§ **HOW TO COMPLETE THIS TASK**
Exact copy, no pictures: restate each entry below word for word.

Data entries
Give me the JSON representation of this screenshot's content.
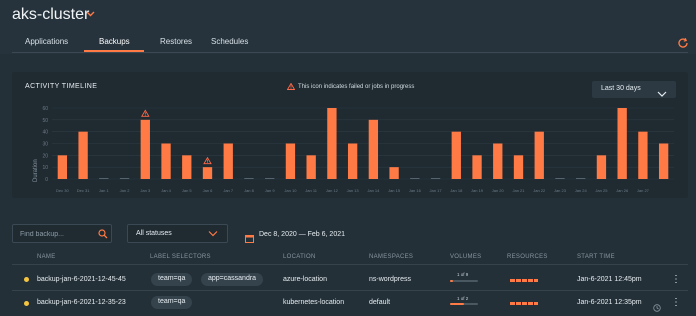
{
  "app": {
    "title": "aks-cluster"
  },
  "tabs": [
    {
      "label": "Applications"
    },
    {
      "label": "Backups"
    },
    {
      "label": "Restores"
    },
    {
      "label": "Schedules"
    }
  ],
  "activity": {
    "title": "ACTIVITY TIMELINE",
    "legend_text": "This icon indicates failed or jobs in progress",
    "range_value": "Last 30 days"
  },
  "chart_data": {
    "type": "bar",
    "ylabel": "Duration",
    "ylim": [
      0,
      60
    ],
    "yticks": [
      0,
      10,
      20,
      30,
      40,
      50,
      60
    ],
    "grid": true,
    "categories": [
      "Dec 30",
      "Dec 31",
      "Jan 1",
      "Jan 2",
      "Jan 3",
      "Jan 4",
      "Jan 5",
      "Jan 6",
      "Jan 7",
      "Jan 8",
      "Jan 9",
      "Jan 10",
      "Jan 11",
      "Jan 12",
      "Jan 13",
      "Jan 14",
      "Jan 15",
      "Jan 16",
      "Jan 17",
      "Jan 18",
      "Jan 19",
      "Jan 20",
      "Jan 21",
      "Jan 22",
      "Jan 23",
      "Jan 24",
      "Jan 25",
      "Jan 26",
      "Jan 27"
    ],
    "values": [
      20,
      40,
      0,
      0,
      50,
      30,
      20,
      10,
      30,
      0,
      0,
      30,
      20,
      60,
      30,
      50,
      10,
      0,
      0,
      40,
      20,
      30,
      20,
      40,
      0,
      0,
      20,
      60,
      40,
      30
    ],
    "warning_categories": [
      "Jan 3",
      "Jan 6"
    ],
    "bar_color": "#ff7a45",
    "warning_color": "#ff6b4a"
  },
  "filters": {
    "search_placeholder": "Find backup...",
    "status_value": "All statuses",
    "date_range": "Dec 8, 2020 — Feb 6, 2021"
  },
  "table": {
    "headers": [
      "NAME",
      "LABEL SELECTORS",
      "LOCATION",
      "NAMESPACES",
      "VOLUMES",
      "RESOURCES",
      "START TIME"
    ],
    "rows": [
      {
        "name": "backup-jan-6-2021-12-45-45",
        "labels": [
          "team=qa",
          "app=cassandra"
        ],
        "location": "azure-location",
        "namespaces": "ns-wordpress",
        "volumes_text": "1 of 9",
        "volumes_fraction": 0.11,
        "start_time": "Jan-6-2021 12:45pm",
        "status_color": "#f5c542"
      },
      {
        "name": "backup-jan-6-2021-12-35-23",
        "labels": [
          "team=qa"
        ],
        "location": "kubernetes-location",
        "namespaces": "default",
        "volumes_text": "1 of 2",
        "volumes_fraction": 0.5,
        "start_time": "Jan-6-2021 12:35pm",
        "status_color": "#f5c542"
      }
    ]
  },
  "colors": {
    "accent": "#ff7a45",
    "background": "#243038",
    "panel": "#1f2a31"
  },
  "icons": [
    "chevron-down-icon",
    "refresh-icon",
    "warning-icon",
    "search-icon",
    "calendar-icon",
    "clock-icon",
    "kebab-menu-icon"
  ]
}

§ **SOLUTION**
Give me the JSON representation of this screenshot's content.
{
  "app": {
    "title": "aks-cluster"
  },
  "tabs": [
    {
      "label": "Applications"
    },
    {
      "label": "Backups"
    },
    {
      "label": "Restores"
    },
    {
      "label": "Schedules"
    }
  ],
  "activity": {
    "title": "ACTIVITY TIMELINE",
    "legend_text": "This icon indicates failed or jobs in progress",
    "range_value": "Last 30 days"
  },
  "chart_data": {
    "type": "bar",
    "ylabel": "Duration",
    "ylim": [
      0,
      60
    ],
    "yticks": [
      0,
      10,
      20,
      30,
      40,
      50,
      60
    ],
    "grid": true,
    "categories": [
      "Dec 30",
      "Dec 31",
      "Jan 1",
      "Jan 2",
      "Jan 3",
      "Jan 4",
      "Jan 5",
      "Jan 6",
      "Jan 7",
      "Jan 8",
      "Jan 9",
      "Jan 10",
      "Jan 11",
      "Jan 12",
      "Jan 13",
      "Jan 14",
      "Jan 15",
      "Jan 16",
      "Jan 17",
      "Jan 18",
      "Jan 19",
      "Jan 20",
      "Jan 21",
      "Jan 22",
      "Jan 23",
      "Jan 24",
      "Jan 25",
      "Jan 26",
      "Jan 27"
    ],
    "values": [
      20,
      40,
      0,
      0,
      50,
      30,
      20,
      10,
      30,
      0,
      0,
      30,
      20,
      60,
      30,
      50,
      10,
      0,
      0,
      40,
      20,
      30,
      20,
      40,
      0,
      0,
      20,
      60,
      40,
      30
    ],
    "warning_categories": [
      "Jan 3",
      "Jan 6"
    ],
    "bar_color": "#ff7a45",
    "warning_color": "#ff6b4a"
  },
  "filters": {
    "search_placeholder": "Find backup...",
    "status_value": "All statuses",
    "date_range": "Dec 8, 2020 — Feb 6, 2021"
  },
  "table": {
    "headers": [
      "NAME",
      "LABEL SELECTORS",
      "LOCATION",
      "NAMESPACES",
      "VOLUMES",
      "RESOURCES",
      "START TIME"
    ],
    "rows": [
      {
        "name": "backup-jan-6-2021-12-45-45",
        "labels": [
          "team=qa",
          "app=cassandra"
        ],
        "location": "azure-location",
        "namespaces": "ns-wordpress",
        "volumes_text": "1 of 9",
        "volumes_fraction": 0.11,
        "start_time": "Jan-6-2021 12:45pm",
        "status_color": "#f5c542"
      },
      {
        "name": "backup-jan-6-2021-12-35-23",
        "labels": [
          "team=qa"
        ],
        "location": "kubernetes-location",
        "namespaces": "default",
        "volumes_text": "1 of 2",
        "volumes_fraction": 0.5,
        "start_time": "Jan-6-2021 12:35pm",
        "status_color": "#f5c542"
      }
    ]
  },
  "colors": {
    "accent": "#ff7a45",
    "background": "#243038",
    "panel": "#1f2a31"
  },
  "icons": [
    "chevron-down-icon",
    "refresh-icon",
    "warning-icon",
    "search-icon",
    "calendar-icon",
    "clock-icon",
    "kebab-menu-icon"
  ]
}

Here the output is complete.